I feel like Dr. Stone should shine a bigger spot light on Salt production.
in medieval and tudor times this would certainly be true, but by the victorian period the spice world had drastically changed!
depending on where you lived in the world there may be wild herbs available to forage. mint, fennel, dill probably, garlic for sure all grow wild in the UK, or could be cultivated in gardens. in more arid places like the middle east/northern africa/the mediterranean things like rosemary, oregano, bay would be available.
and during victorian times spices would have been more available to people in the UK and elsewhere in europe because of colonization of india (which started in the 1600s ish, and would have been well established 200 years ago in the early victorian period.).
in medieval and tudor times spices would have been very expensive for sure, but once the east india company and the spice trade really gets rolling they become much more available. a lot of victorian cookbooks mention spices quite frequently, so one can assume they were being used regularly!

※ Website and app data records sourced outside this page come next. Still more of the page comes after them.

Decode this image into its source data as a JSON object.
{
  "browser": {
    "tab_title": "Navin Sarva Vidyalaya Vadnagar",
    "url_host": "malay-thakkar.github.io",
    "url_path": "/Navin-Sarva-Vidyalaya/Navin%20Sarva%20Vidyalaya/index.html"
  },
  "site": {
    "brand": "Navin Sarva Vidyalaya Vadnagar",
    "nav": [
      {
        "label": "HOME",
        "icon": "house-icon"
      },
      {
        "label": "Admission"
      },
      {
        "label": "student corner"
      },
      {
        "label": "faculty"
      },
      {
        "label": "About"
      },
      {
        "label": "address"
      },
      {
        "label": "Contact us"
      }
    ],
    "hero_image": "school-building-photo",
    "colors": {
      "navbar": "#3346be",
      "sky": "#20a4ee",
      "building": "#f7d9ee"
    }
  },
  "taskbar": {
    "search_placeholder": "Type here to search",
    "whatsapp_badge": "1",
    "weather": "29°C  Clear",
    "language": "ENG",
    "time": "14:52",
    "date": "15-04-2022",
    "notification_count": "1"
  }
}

and if you're interested in salt, which victorians would have certainly eaten a lot of and been buying quite regularly, mark kurlansky's book "salt" (it's just called salt) is a truly fascinating look at the micro-history of salt!!